# Directions:
Nothing in the records that follow should differ once you have copied them out.
__________
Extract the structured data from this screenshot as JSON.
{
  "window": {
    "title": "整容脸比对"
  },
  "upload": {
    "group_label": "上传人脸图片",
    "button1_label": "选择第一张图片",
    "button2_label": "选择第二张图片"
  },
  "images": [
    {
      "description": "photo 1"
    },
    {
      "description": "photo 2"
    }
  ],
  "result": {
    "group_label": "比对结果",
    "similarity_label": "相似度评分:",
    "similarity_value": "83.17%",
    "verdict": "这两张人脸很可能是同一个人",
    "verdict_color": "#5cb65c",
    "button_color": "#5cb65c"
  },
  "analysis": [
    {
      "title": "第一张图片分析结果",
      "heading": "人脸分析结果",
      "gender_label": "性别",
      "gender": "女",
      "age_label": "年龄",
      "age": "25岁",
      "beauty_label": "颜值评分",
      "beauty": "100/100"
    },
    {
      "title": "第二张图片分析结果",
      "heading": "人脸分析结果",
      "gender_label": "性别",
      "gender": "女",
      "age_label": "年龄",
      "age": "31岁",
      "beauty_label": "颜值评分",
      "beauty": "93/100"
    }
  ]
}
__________
# Output for this task:
Extract the structured data from this screenshot as JSON.
{
  "window": {
    "title": "整容脸比对"
  },
  "upload": {
    "group_label": "上传人脸图片",
    "button1_label": "选择第一张图片",
    "button2_label": "选择第二张图片"
  },
  "images": [
    {
      "description": "photo 1"
    },
    {
      "description": "photo 2"
    }
  ],
  "result": {
    "group_label": "比对结果",
    "similarity_label": "相似度评分:",
    "similarity_value": "83.17%",
    "verdict": "这两张人脸很可能是同一个人",
    "verdict_color": "#5cb65c",
    "button_color": "#5cb65c"
  },
  "analysis": [
    {
      "title": "第一张图片分析结果",
      "heading": "人脸分析结果",
      "gender_label": "性别",
      "gender": "女",
      "age_label": "年龄",
      "age": "25岁",
      "beauty_label": "颜值评分",
      "beauty": "100/100"
    },
    {
      "title": "第二张图片分析结果",
      "heading": "人脸分析结果",
      "gender_label": "性别",
      "gender": "女",
      "age_label": "年龄",
      "age": "31岁",
      "beauty_label": "颜值评分",
      "beauty": "93/100"
    }
  ]
}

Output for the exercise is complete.